Revisiting the HP M627
My faithful camera fell into the water last week (which you can read about here) and is now living in a bag of rice, with the hope of it soon being functional. Without a digital SLR (well I still got the Canon, but that’s mainly for work), I searched my shelf for something to continue shooting on and experiment with. So I took out my old HP Photosmart M627, which was my first digital camera. I got it at my 14th birthday, so it’s almost 9 years old by now.
This was my first real entry into shooting digital, as I grew up shooting analogue.
First out is me going back to using my first digital camera. I got it when I turned 14, meaning it's 9 years old now pic.twitter.com/ypmLSRX8Mg
— AREKU (@AREKU_Avalinity) May 9, 2016
This evening, after visiting my grandparents grave and then my aunt, I got back just in time to head out before the sunset. It feels quite weird to be back using a camera that was always with me between the age of 14-16, and which I used to shoot pretty much all of my digital photos until I got the D3000 at age 17½. I even had my first photo exhibitions with pictures taken by this camera, which is a crazy thought when I look back at it.
This is a camera that is all automated. No settings for white-balance, no shutter or f-stop setting, zilch. Focus is somewhat decent, but pretty much a wreck when it comes to taking close-ups. But there’s a certain charm with working with such limitations – makes me almost feel like im on an episode of “Pro Tog, Cheap Cam” – and a good reminder that it’s not so much the equipment that takes the photos, but the photographer.
The photos below has followed my usual workflow of being “developed” in Lightroom (though this camera just shoots JPEG) if nothing else is stated.
Even with work in post, it’s noticeable that this camera has a bit of lack in range. The greens in many situations just blends together.
An example on how it was shooting macros with this camera: Most often it wouldn’t focus on your subject (like this thin barbed wire, were it would much rather focus on the grass) but something behind.

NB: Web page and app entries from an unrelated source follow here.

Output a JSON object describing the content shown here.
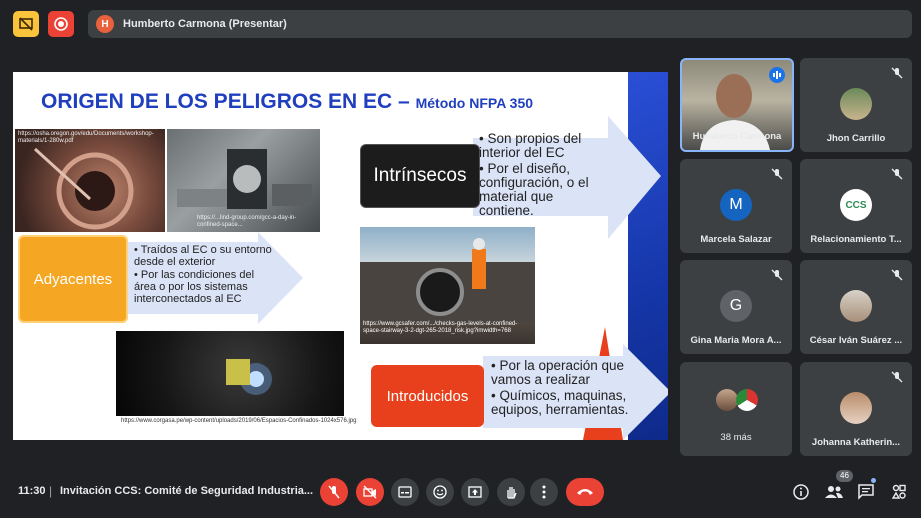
{
  "meeting": {
    "presenter_initial": "H",
    "presenter_label": "Humberto Carmona (Presentar)",
    "time": "11:30",
    "separator": "|",
    "meeting_title": "Invitación CCS: Comité de Seguridad Industria...",
    "participants_count": "46"
  },
  "slide": {
    "title": "ORIGEN DE LOS PELIGROS EN EC –",
    "title_sub": "Método NFPA 350",
    "photo1_caption": "https://osha.oregon.gov/edu/Documents/workshop-materials/1-280w.pdf",
    "photo2_caption": "https://...lind-group.com/gcc-a-day-in-confined-space...",
    "photo3_caption": "https://www.gcsafer.com/.../checks-gas-levels-at-confined-space-stairway-3-2-dgt-265-2018_risk.jpg?imwidth=768",
    "photo4_caption": "https://www.corgasa.pe/wp-content/uploads/2019/06/Espacios-Confinados-1024x576.jpg",
    "adyacentes_label": "Adyacentes",
    "adyacentes_bullets": [
      "• Traídos al EC o su entorno desde el exterior",
      "• Por las condiciones del área o por los sistemas interconectados al EC"
    ],
    "intrinsecos_label": "Intrínsecos",
    "intrinsecos_bullets": [
      "• Son propios del interior del EC",
      "• Por el diseño, configuración, o el material que contiene."
    ],
    "introducidos_label": "Introducidos",
    "introducidos_bullets": [
      "• Por la operación que vamos a realizar",
      "• Químicos, maquinas, equipos, herramientas."
    ]
  },
  "participants": [
    {
      "name": "Humberto Carmona",
      "type": "video"
    },
    {
      "name": "Jhon Carrillo",
      "type": "photo"
    },
    {
      "name": "Marcela Salazar",
      "initial": "M",
      "type": "initial"
    },
    {
      "name": "Relacionamiento T...",
      "avatar_text": "CCS",
      "type": "logo"
    },
    {
      "name": "Gina Maria Mora A...",
      "initial": "G",
      "type": "initial"
    },
    {
      "name": "César Iván Suárez ...",
      "type": "photo"
    },
    {
      "name": "38 más",
      "type": "more"
    },
    {
      "name": "Johanna Katherin...",
      "type": "photo"
    }
  ],
  "colors": {
    "background": "#202124",
    "tile": "#3c4043",
    "end_call": "#ea4335",
    "muted_button": "#ea4335",
    "title_blue": "#1f3fbf",
    "active_speaker": "#8ab4f8",
    "adyacentes": "#f5a623",
    "introducidos": "#e8401c"
  }
}
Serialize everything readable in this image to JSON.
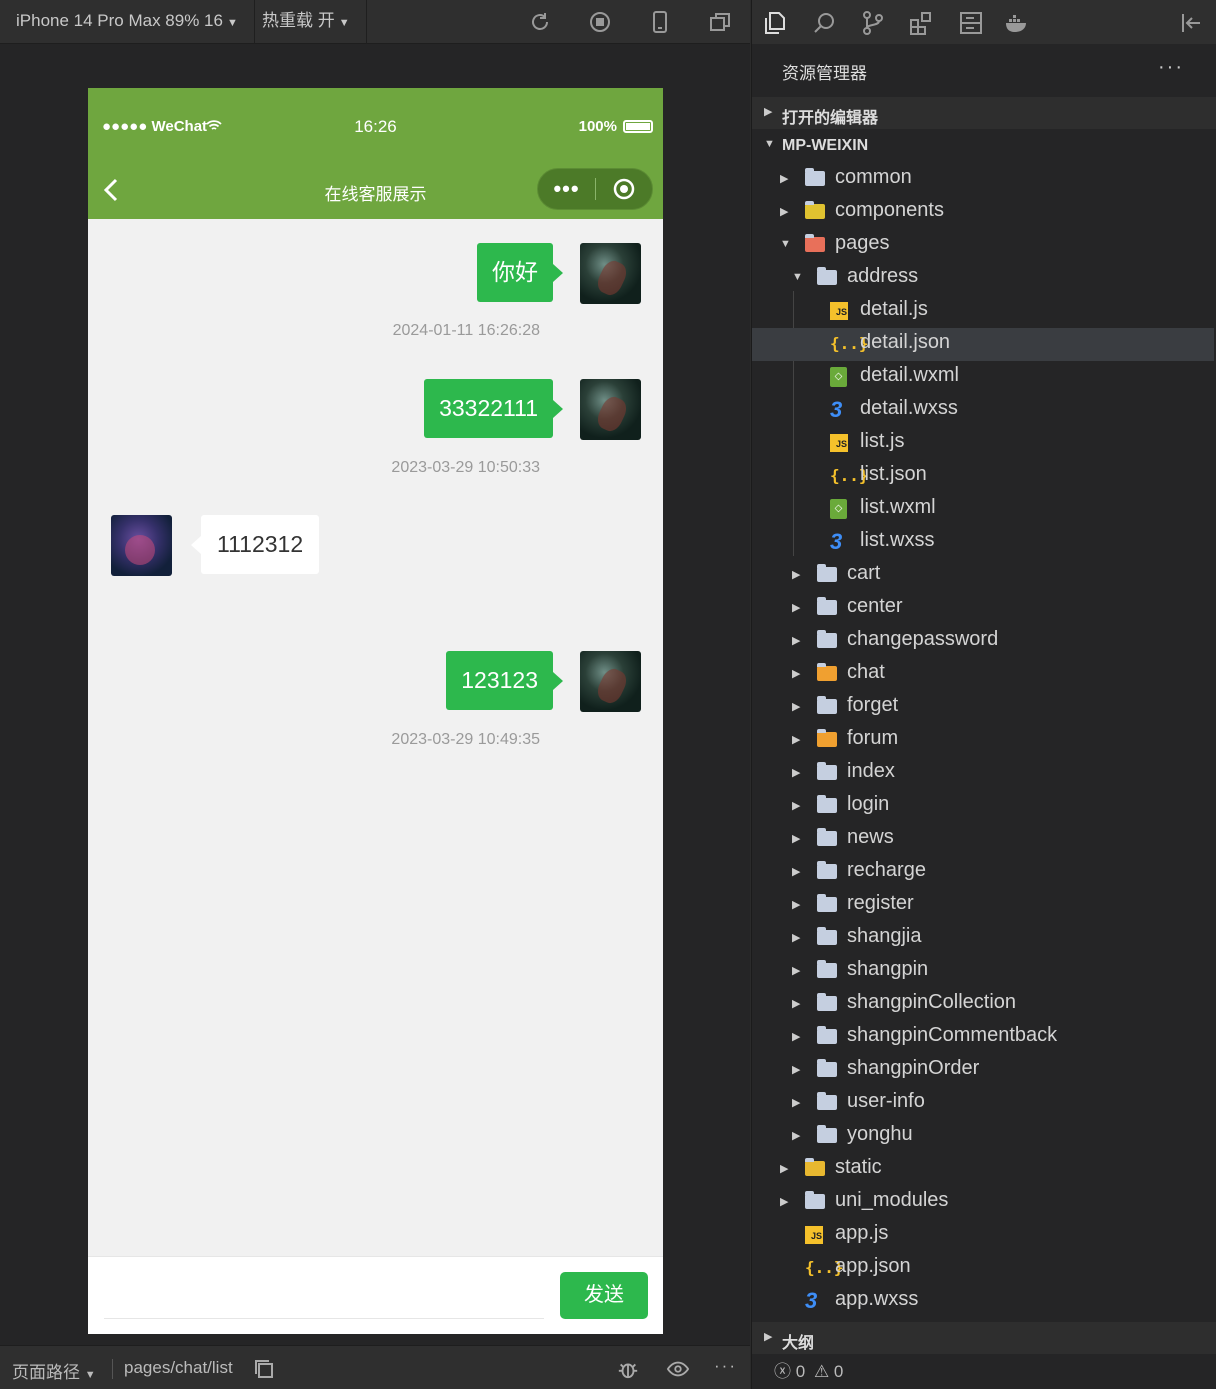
{
  "simulator": {
    "device_label": "iPhone 14 Pro Max 89% 16",
    "hotreload_label": "热重载 开",
    "status": {
      "carrier": "●●●●● WeChat",
      "time": "16:26",
      "battery": "100%"
    },
    "nav_title": "在线客服展示",
    "messages": [
      {
        "side": "right",
        "text": "你好",
        "time": "2024-01-11 16:26:28"
      },
      {
        "side": "right",
        "text": "33322111",
        "time": "2023-03-29 10:50:33"
      },
      {
        "side": "left",
        "text": "1112312",
        "time": ""
      },
      {
        "side": "right",
        "text": "123123",
        "time": "2023-03-29 10:49:35"
      }
    ],
    "send_label": "发送"
  },
  "bottom": {
    "path_label": "页面路径",
    "path": "pages/chat/list"
  },
  "explorer": {
    "title": "资源管理器",
    "more": "···",
    "section_open_editors": "打开的编辑器",
    "section_project": "MP-WEIXIN",
    "section_outline": "大纲",
    "tree": [
      {
        "label": "common",
        "icon": "folder-icon"
      },
      {
        "label": "components",
        "icon": "components-folder-icon"
      },
      {
        "label": "pages",
        "icon": "pages-folder-open-icon"
      },
      {
        "label": "address",
        "icon": "folder-open-icon"
      },
      {
        "label": "detail.js",
        "icon": "js-file-icon"
      },
      {
        "label": "detail.json",
        "icon": "json-file-icon"
      },
      {
        "label": "detail.wxml",
        "icon": "wxml-file-icon"
      },
      {
        "label": "detail.wxss",
        "icon": "wxss-file-icon"
      },
      {
        "label": "list.js",
        "icon": "js-file-icon"
      },
      {
        "label": "list.json",
        "icon": "json-file-icon"
      },
      {
        "label": "list.wxml",
        "icon": "wxml-file-icon"
      },
      {
        "label": "list.wxss",
        "icon": "wxss-file-icon"
      },
      {
        "label": "cart",
        "icon": "folder-icon"
      },
      {
        "label": "center",
        "icon": "folder-icon"
      },
      {
        "label": "changepassword",
        "icon": "folder-icon"
      },
      {
        "label": "chat",
        "icon": "chat-folder-icon"
      },
      {
        "label": "forget",
        "icon": "folder-icon"
      },
      {
        "label": "forum",
        "icon": "forum-folder-icon"
      },
      {
        "label": "index",
        "icon": "folder-icon"
      },
      {
        "label": "login",
        "icon": "folder-icon"
      },
      {
        "label": "news",
        "icon": "folder-icon"
      },
      {
        "label": "recharge",
        "icon": "folder-icon"
      },
      {
        "label": "register",
        "icon": "folder-icon"
      },
      {
        "label": "shangjia",
        "icon": "folder-icon"
      },
      {
        "label": "shangpin",
        "icon": "folder-icon"
      },
      {
        "label": "shangpinCollection",
        "icon": "folder-icon"
      },
      {
        "label": "shangpinCommentback",
        "icon": "folder-icon"
      },
      {
        "label": "shangpinOrder",
        "icon": "folder-icon"
      },
      {
        "label": "user-info",
        "icon": "folder-icon"
      },
      {
        "label": "yonghu",
        "icon": "folder-icon"
      },
      {
        "label": "static",
        "icon": "static-folder-icon"
      },
      {
        "label": "uni_modules",
        "icon": "folder-icon"
      },
      {
        "label": "app.js",
        "icon": "js-file-icon"
      },
      {
        "label": "app.json",
        "icon": "json-file-icon"
      },
      {
        "label": "app.wxss",
        "icon": "wxss-file-icon"
      }
    ],
    "errors": "0",
    "warnings": "0"
  },
  "colors": {
    "wechat_green": "#6fa63f",
    "bubble_green": "#2db84d",
    "selected_row": "#3a3d41"
  }
}
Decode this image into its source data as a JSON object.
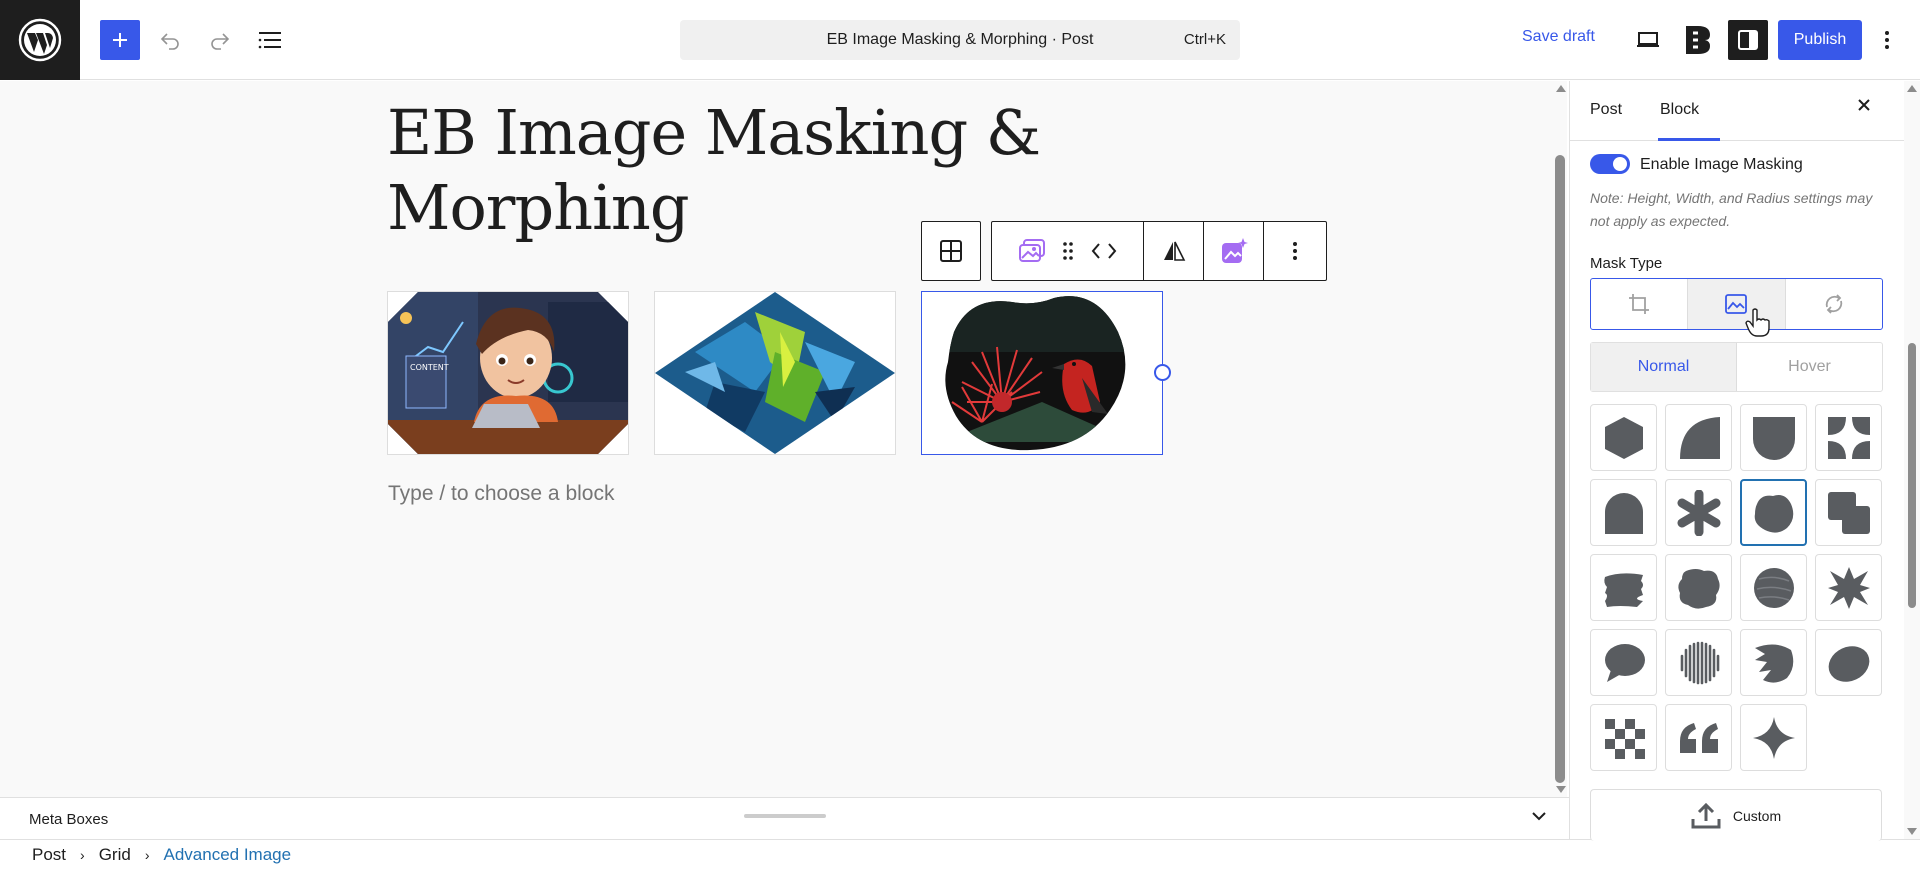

Since this is auto-focus only, I resorted to the old trick of focusing onto my hand, locking the exposure by half-pressing the shutter, and then re-frame my picture.
I should probably not bash the dynamic rang full out though, as with a well lit scenery + some added contrast and work with whites and blacks in post, you could get a pretty decent range.
..but one problem is that the highlights gets blown out way too easy. Without .RAW-format at your disposal, this is quite the impossible fixer-upper.
All in all, this is a decent camera. Not ment for shooting more than the occasional snaps, but with the potential of actually capturing some nice photos – that is if you learn the trix needed for this camera and got some decent knowledge of post-development.
I could never see myself going back, but it was a nice trip down what once were my daily driver for a couple of years.